TapaBento. Friendly and efficient wait staff weave their way between cozy tables at this gourmet restaurant. The stone walls may seem rustic, but the food is the real deal: razor clams with garlic and coriander, oysters in a shallot vinaigrette, and freshly caught sea bass topped with crunchy strips of onion.
Época Porto. This sun-soaked café serves up an amazing vegan and vegetarian brunch. Light timber furniture and white walls give the place a Scandinavian feel, and the couple behind the counter make every veggie-friendly dish with love. Be sure to check out the blackboard for daily specials.
Shiko. Porto has a number of Japanese restaurants, but Shiko leads the way with gastronomical genius and chef Ruy Leão at the helm. We always order yakisoba noodles, Japanese “pancakes” stuffed with seafood, bacon, and ginger, marinated mackerel, and mouth-watering salmon tataki.
Casa do Conto Arts & Residence. This renovated bourgeois home is truly gorgeous. Each of the hotel’s six suites are ultra-modern and high design, plus a balcony with city views. Relax by the fireplace in the lounge and sip your morning coffee surrounded by fruit trees in the hotel’s private garden.
Malmerendas Boutique Lodging. Located in the up-and-coming downtown neighborhood of Mercado do Bolhão, this tastefully refurbished 20th-century townhouse is boutique-style lodging with sleek Scandinavian style. Five rooms are given individual design attention with splashes of color from traditional Portuguese textiles.
Pestana Vintage Porto. Set amidst old, colorful buildings on the banks of the Douro River, this 5-star hotel is rich in Portuguese character: think original, medieval walls, cave-like nooks and crannies, and luxurious marble bathrooms. Watch fishermen arrive with the morning’s catch from your balcony and enjoy the hotel’s outdoor café and restaurant.
Intercontinental Palacio das Cardosas. For downtown luxury, this renovated 18th-century palace is a showstopper. The hotel ushers you in with impressive marble floors, glimmering chandeliers, and spacious, contemporary rooms. Porto’s main attractions are a hop, skip and a jump away, including the Bolhão Market, Ribeira District, and the magnificent São Bento train station.

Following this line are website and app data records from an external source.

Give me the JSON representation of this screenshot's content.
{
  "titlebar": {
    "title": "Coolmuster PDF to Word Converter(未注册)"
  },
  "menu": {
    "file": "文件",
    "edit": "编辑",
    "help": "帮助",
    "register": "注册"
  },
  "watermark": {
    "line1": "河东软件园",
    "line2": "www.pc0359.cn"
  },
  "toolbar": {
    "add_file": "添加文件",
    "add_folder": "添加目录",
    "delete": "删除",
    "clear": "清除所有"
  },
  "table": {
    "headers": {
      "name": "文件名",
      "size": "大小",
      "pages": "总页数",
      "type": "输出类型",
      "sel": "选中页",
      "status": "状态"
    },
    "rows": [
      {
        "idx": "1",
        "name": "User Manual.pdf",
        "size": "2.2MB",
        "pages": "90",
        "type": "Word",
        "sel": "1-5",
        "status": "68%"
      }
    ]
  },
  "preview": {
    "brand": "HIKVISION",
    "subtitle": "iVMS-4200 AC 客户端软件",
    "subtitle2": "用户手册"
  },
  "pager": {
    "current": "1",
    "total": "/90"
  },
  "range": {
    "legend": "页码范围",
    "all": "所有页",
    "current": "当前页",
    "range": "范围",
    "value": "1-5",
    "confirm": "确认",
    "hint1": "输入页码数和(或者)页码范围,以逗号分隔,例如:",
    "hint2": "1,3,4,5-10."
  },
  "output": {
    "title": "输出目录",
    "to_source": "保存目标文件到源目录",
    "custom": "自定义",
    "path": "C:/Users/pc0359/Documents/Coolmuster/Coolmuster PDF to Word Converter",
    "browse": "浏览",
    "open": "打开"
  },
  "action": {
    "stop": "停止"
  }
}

Rosa Et Al. Brother-and-sister owners Patricia and Emanuel welcome you into this boutique townhouse like it’s your second home. Natural light floods six elegant suites, each one decorated with hand-crocheted throws and artfully selected antiques from all over the world. Relax in the sunlit garden out back and enjoy piles of fluffy pancakes at the hotel’s legendary brunch.
Descobertas Boutique Hotel Porto. Tucked away in on a side street, Descobertas blends old-world style with modern comfort. Each floor is creatively themed, drawing inspiration from the different places Portuguese explorers discovered. It’s also plenty close to buzzing riverside cafes.